On December 16 Virginia announced that a special advisory group had recommended that the statue of Confederate General Robert E. Lee in Congress’s Statuary Hall be replaced by one of Barbara Rose Johns, a black student who led a protest in 1951 against segregated schools.
This step is the latest in a series begun in several states earlier this millennium to update their representation in the Capitol building. The very first change took place in 2003 when Kansas replaced George Washington Glick, a former Governor who had fought in the Civil War for the Union (not the Confederacy), with a statue of former President Eisenhower.

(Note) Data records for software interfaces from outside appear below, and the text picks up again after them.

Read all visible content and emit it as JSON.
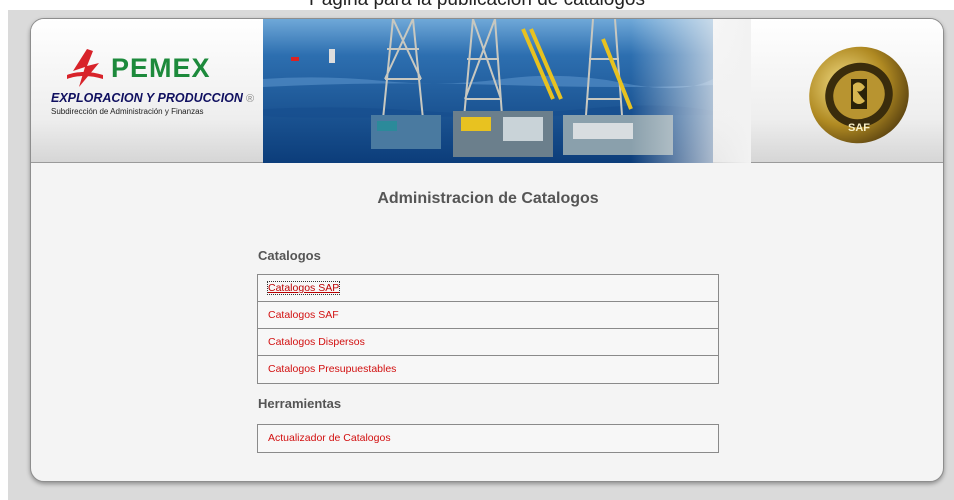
{
  "caption": "Página para la publicación de catálogos",
  "header": {
    "brand": "PEMEX",
    "division": "EXPLORACION Y PRODUCCION",
    "registered": "®",
    "subdivision": "Subdirección de Administración y Finanzas",
    "saf_badge": "SAF"
  },
  "main": {
    "title": "Administracion de Catalogos",
    "sections": [
      {
        "heading": "Catalogos",
        "links": [
          "Catalogos SAP",
          "Catalogos SAF",
          "Catalogos Dispersos",
          "Catalogos Presupuestables"
        ]
      },
      {
        "heading": "Herramientas",
        "links": [
          "Actualizador de Catalogos"
        ]
      }
    ]
  },
  "colors": {
    "link": "#d21010",
    "pemex_green": "#1d8a3c",
    "pemex_red": "#d8232a",
    "heading": "#555555"
  }
}
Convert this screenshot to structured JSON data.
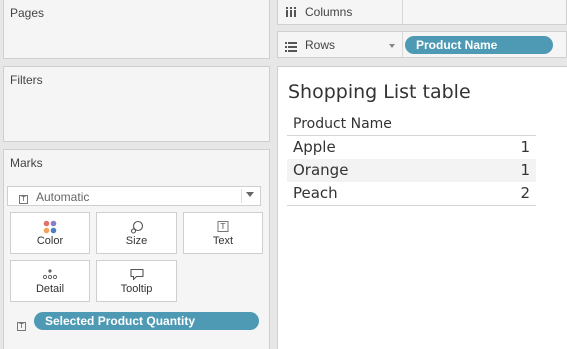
{
  "left_panel": {
    "pages_title": "Pages",
    "filters_title": "Filters",
    "marks_title": "Marks",
    "mark_type": "Automatic",
    "mark_cards": [
      {
        "label": "Color",
        "icon": "color-dots-icon"
      },
      {
        "label": "Size",
        "icon": "size-icon"
      },
      {
        "label": "Text",
        "icon": "text-box-icon"
      },
      {
        "label": "Detail",
        "icon": "detail-dots-icon"
      },
      {
        "label": "Tooltip",
        "icon": "tooltip-icon"
      }
    ],
    "mark_field": "Selected Product Quantity"
  },
  "shelves": {
    "columns_label": "Columns",
    "rows_label": "Rows",
    "rows_pill": "Product Name"
  },
  "view": {
    "title": "Shopping List table",
    "column_header": "Product Name",
    "rows": [
      {
        "name": "Apple",
        "qty": "1"
      },
      {
        "name": "Orange",
        "qty": "1"
      },
      {
        "name": "Peach",
        "qty": "2"
      }
    ]
  },
  "colors": {
    "pill": "#4e9ab5",
    "color_dots": [
      "#e0736b",
      "#4e7fc2",
      "#f0a35a",
      "#8f7cc7"
    ]
  }
}
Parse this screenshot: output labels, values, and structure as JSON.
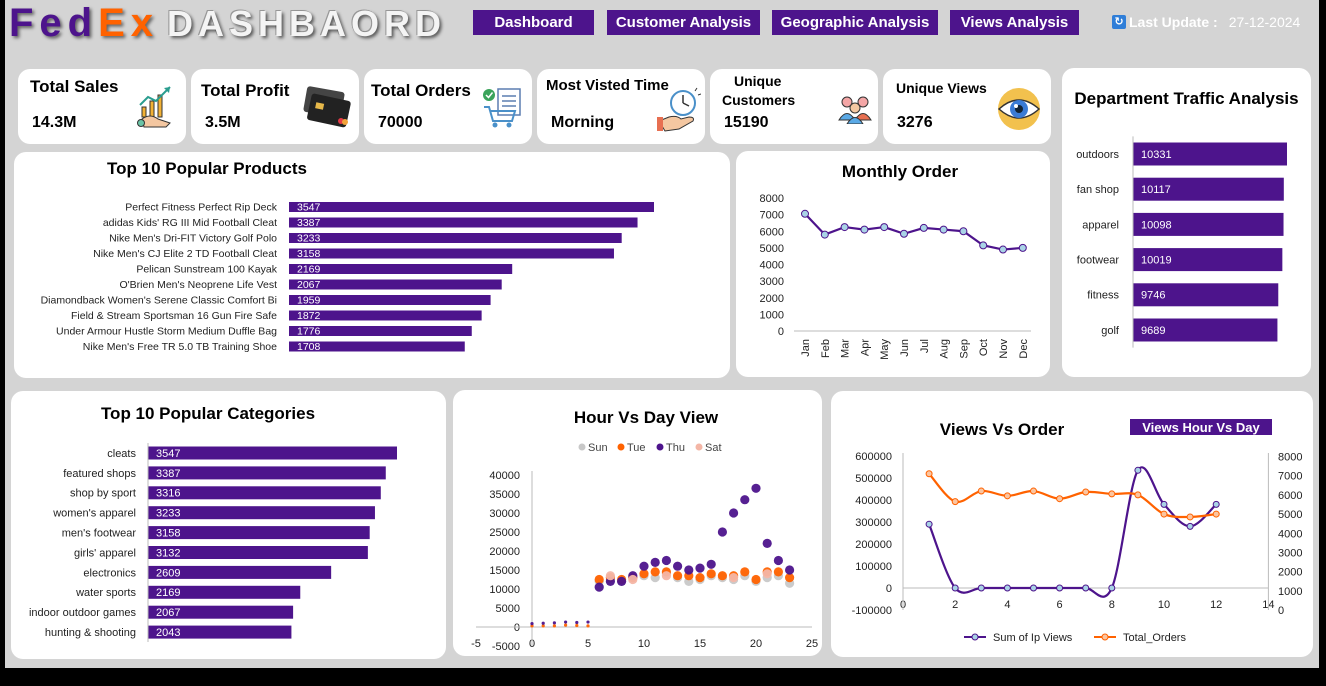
{
  "header": {
    "logo_fed": "Fed",
    "logo_ex": "Ex",
    "title": "DASHBAORD",
    "nav": [
      "Dashboard",
      "Customer Analysis",
      "Geographic Analysis",
      "Views Analysis"
    ],
    "last_update_label": "Last Update :",
    "last_update_value": "27-12-2024"
  },
  "kpis": {
    "total_sales": {
      "label": "Total Sales",
      "value": "14.3M"
    },
    "total_profit": {
      "label": "Total Profit",
      "value": "3.5M"
    },
    "total_orders": {
      "label": "Total Orders",
      "value": "70000"
    },
    "most_visited": {
      "label": "Most Visted Time",
      "value": "Morning"
    },
    "unique_customers": {
      "label_line1": "Unique",
      "label_line2": "Customers",
      "value": "15190"
    },
    "unique_views": {
      "label": "Unique Views",
      "value": "3276"
    }
  },
  "colors": {
    "purple": "#4d148c",
    "orange": "#ff6200",
    "light_blue": "#a9d3e6",
    "gray": "#d4d4d4"
  },
  "icons": [
    "growth-chart-icon",
    "credit-card-icon",
    "shopping-cart-icon",
    "clock-hand-icon",
    "customers-group-icon",
    "eye-icon",
    "refresh-icon"
  ],
  "charts": {
    "top_products": {
      "title": "Top 10 Popular Products",
      "chart_data": {
        "type": "bar",
        "categories": [
          "Perfect Fitness Perfect Rip Deck",
          "adidas Kids' RG III Mid Football Cleat",
          "Nike Men's Dri-FIT Victory Golf Polo",
          "Nike Men's CJ Elite 2 TD Football Cleat",
          "Pelican Sunstream 100 Kayak",
          "O'Brien Men's Neoprene Life Vest",
          "Diamondback Women's Serene Classic Comfort Bi",
          "Field & Stream Sportsman 16 Gun Fire Safe",
          "Under Armour Hustle Storm Medium Duffle Bag",
          "Nike Men's Free TR 5.0 TB Training Shoe"
        ],
        "values": [
          3547,
          3387,
          3233,
          3158,
          2169,
          2067,
          1959,
          1872,
          1776,
          1708
        ],
        "orientation": "horizontal"
      }
    },
    "monthly_order": {
      "title": "Monthly Order",
      "chart_data": {
        "type": "line",
        "categories": [
          "Jan",
          "Feb",
          "Mar",
          "Apr",
          "May",
          "Jun",
          "Jul",
          "Aug",
          "Sep",
          "Oct",
          "Nov",
          "Dec"
        ],
        "values": [
          7050,
          5800,
          6250,
          6100,
          6250,
          5850,
          6200,
          6100,
          6000,
          5150,
          4900,
          5000
        ],
        "ylim": [
          0,
          8000
        ],
        "yticks": [
          "8000",
          "7000",
          "6000",
          "5000",
          "4000",
          "3000",
          "2000",
          "1000",
          "0"
        ]
      }
    },
    "department_traffic": {
      "title": "Department Traffic Analysis",
      "chart_data": {
        "type": "bar",
        "categories": [
          "outdoors",
          "fan shop",
          "apparel",
          "footwear",
          "fitness",
          "golf"
        ],
        "values": [
          10331,
          10117,
          10098,
          10019,
          9746,
          9689
        ],
        "orientation": "horizontal"
      }
    },
    "top_categories": {
      "title": "Top 10 Popular Categories",
      "chart_data": {
        "type": "bar",
        "categories": [
          "cleats",
          "featured shops",
          "shop by sport",
          "women's apparel",
          "men's footwear",
          "girls' apparel",
          "electronics",
          "water sports",
          "indoor outdoor games",
          "hunting & shooting"
        ],
        "values": [
          3547,
          3387,
          3316,
          3233,
          3158,
          3132,
          2609,
          2169,
          2067,
          2043
        ],
        "orientation": "horizontal"
      }
    },
    "hour_vs_day": {
      "title": "Hour Vs Day View",
      "chart_data": {
        "type": "scatter",
        "legend": [
          "Sun",
          "Tue",
          "Thu",
          "Sat"
        ],
        "legend_colors": [
          "#c8c8c8",
          "#ff6200",
          "#4d148c",
          "#f4b6a6"
        ],
        "xlim": [
          -5,
          25
        ],
        "ylim": [
          -5000,
          40000
        ],
        "xticks": [
          "-5",
          "0",
          "5",
          "10",
          "15",
          "20",
          "25"
        ],
        "yticks": [
          "40000",
          "35000",
          "30000",
          "25000",
          "20000",
          "15000",
          "10000",
          "5000",
          "0",
          "-5000"
        ],
        "series": [
          {
            "name": "Sun",
            "points": [
              [
                6,
                12000
              ],
              [
                7,
                12500
              ],
              [
                8,
                12000
              ],
              [
                9,
                13000
              ],
              [
                10,
                13500
              ],
              [
                11,
                13000
              ],
              [
                12,
                14000
              ],
              [
                13,
                13000
              ],
              [
                14,
                12000
              ],
              [
                15,
                12500
              ],
              [
                16,
                13500
              ],
              [
                17,
                13000
              ],
              [
                18,
                12500
              ],
              [
                19,
                13500
              ],
              [
                20,
                12000
              ],
              [
                21,
                13000
              ],
              [
                22,
                13500
              ],
              [
                23,
                11500
              ]
            ]
          },
          {
            "name": "Tue",
            "points": [
              [
                0,
                300
              ],
              [
                1,
                300
              ],
              [
                2,
                300
              ],
              [
                3,
                500
              ],
              [
                4,
                400
              ],
              [
                5,
                300
              ],
              [
                6,
                12500
              ],
              [
                7,
                13000
              ],
              [
                8,
                12500
              ],
              [
                9,
                13000
              ],
              [
                10,
                14000
              ],
              [
                11,
                14500
              ],
              [
                12,
                14500
              ],
              [
                13,
                13500
              ],
              [
                14,
                13500
              ],
              [
                15,
                13000
              ],
              [
                16,
                14000
              ],
              [
                17,
                13500
              ],
              [
                18,
                13500
              ],
              [
                19,
                14500
              ],
              [
                20,
                12500
              ],
              [
                21,
                14500
              ],
              [
                22,
                14500
              ],
              [
                23,
                13000
              ]
            ]
          },
          {
            "name": "Thu",
            "points": [
              [
                0,
                900
              ],
              [
                1,
                1000
              ],
              [
                2,
                1100
              ],
              [
                3,
                1300
              ],
              [
                4,
                1200
              ],
              [
                5,
                1300
              ],
              [
                6,
                10500
              ],
              [
                7,
                12000
              ],
              [
                8,
                12000
              ],
              [
                9,
                13500
              ],
              [
                10,
                16000
              ],
              [
                11,
                17000
              ],
              [
                12,
                17500
              ],
              [
                13,
                16000
              ],
              [
                14,
                15000
              ],
              [
                15,
                15500
              ],
              [
                16,
                16500
              ],
              [
                17,
                25000
              ],
              [
                18,
                30000
              ],
              [
                19,
                33500
              ],
              [
                20,
                36500
              ],
              [
                21,
                22000
              ],
              [
                22,
                17500
              ],
              [
                23,
                15000
              ]
            ]
          },
          {
            "name": "Sat",
            "points": [
              [
                7,
                13500
              ],
              [
                9,
                12500
              ],
              [
                12,
                13500
              ],
              [
                18,
                13000
              ],
              [
                21,
                14000
              ]
            ]
          }
        ]
      }
    },
    "views_vs_order": {
      "title": "Views Vs Order",
      "button": "Views Hour Vs Day",
      "chart_data": {
        "type": "line",
        "xlim": [
          0,
          14
        ],
        "xticks": [
          "0",
          "2",
          "4",
          "6",
          "8",
          "10",
          "12",
          "14"
        ],
        "ylim_left": [
          -100000,
          600000
        ],
        "yticks_left": [
          "600000",
          "500000",
          "400000",
          "300000",
          "200000",
          "100000",
          "0",
          "-100000"
        ],
        "ylim_right": [
          0,
          8000
        ],
        "yticks_right": [
          "8000",
          "7000",
          "6000",
          "5000",
          "4000",
          "3000",
          "2000",
          "1000",
          "0"
        ],
        "series": [
          {
            "name": "Sum of Ip Views",
            "axis": "left",
            "x": [
              1,
              2,
              3,
              4,
              5,
              6,
              7,
              8,
              9,
              10,
              11,
              12
            ],
            "values": [
              290000,
              0,
              0,
              0,
              0,
              0,
              0,
              0,
              535000,
              380000,
              280000,
              380000
            ]
          },
          {
            "name": "Total_Orders",
            "axis": "right",
            "x": [
              1,
              2,
              3,
              4,
              5,
              6,
              7,
              8,
              9,
              10,
              11,
              12
            ],
            "values": [
              7100,
              5650,
              6200,
              5950,
              6200,
              5800,
              6150,
              6050,
              6000,
              5000,
              4850,
              5000
            ]
          }
        ]
      }
    }
  }
}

The history of Statuary Hall and the Civil War are inextricably intertwined. The legislation authorizing each state to give Congress two statues of its honorees was passed in 1864 in the midst of the war. Further, the “Statue of Freedom” atop the Capitol Dome was emplaced there just a year earlier, in 1863. The first statue, of Nathanial Greene of Rhode Island, was emplaced in 1870, and by 1971 each state had emplaced at least one.
Of the statues currently in Statuary Hall and elsewhere in the Capitol officially recognized as state “representatives,” roughly half have a connection to the Civil War.
It was with the above in mind that I decided to write a book about Statuary Hall and its relationship with the Civil War. Entitled The Civil War and Congress’s Statuary Hall, the book will, I hope, be published by the end of this year on amazon.com as the next in my series, “Civil War Personalities: 5o At A Time.” It contains a brief history of the creation and evolution of Statuary Hall and biographical sketches of 49 honorees and one allegorical figure, the “Statue of Freedom” herself, who were involved in the Civil War era. It also discusses which statues have been replaced, and by whom, and which statues, like Lee’s, are likely to be replaced.
Below is the likely cover page of the book, which pictures nine of the honorees. They are, from top left:
Francis Pierpont, West Virginia
General Philip Kearny, New Jersey (due to be replaced)
James A. Garfield, Ohio
Statue of Freedom
Frederick Douglass, District of Columbia
Confederate President Jefferson Davis, Mississippi
Sarah Winnemucca, Nevada
General Robert E. Lee, Virginia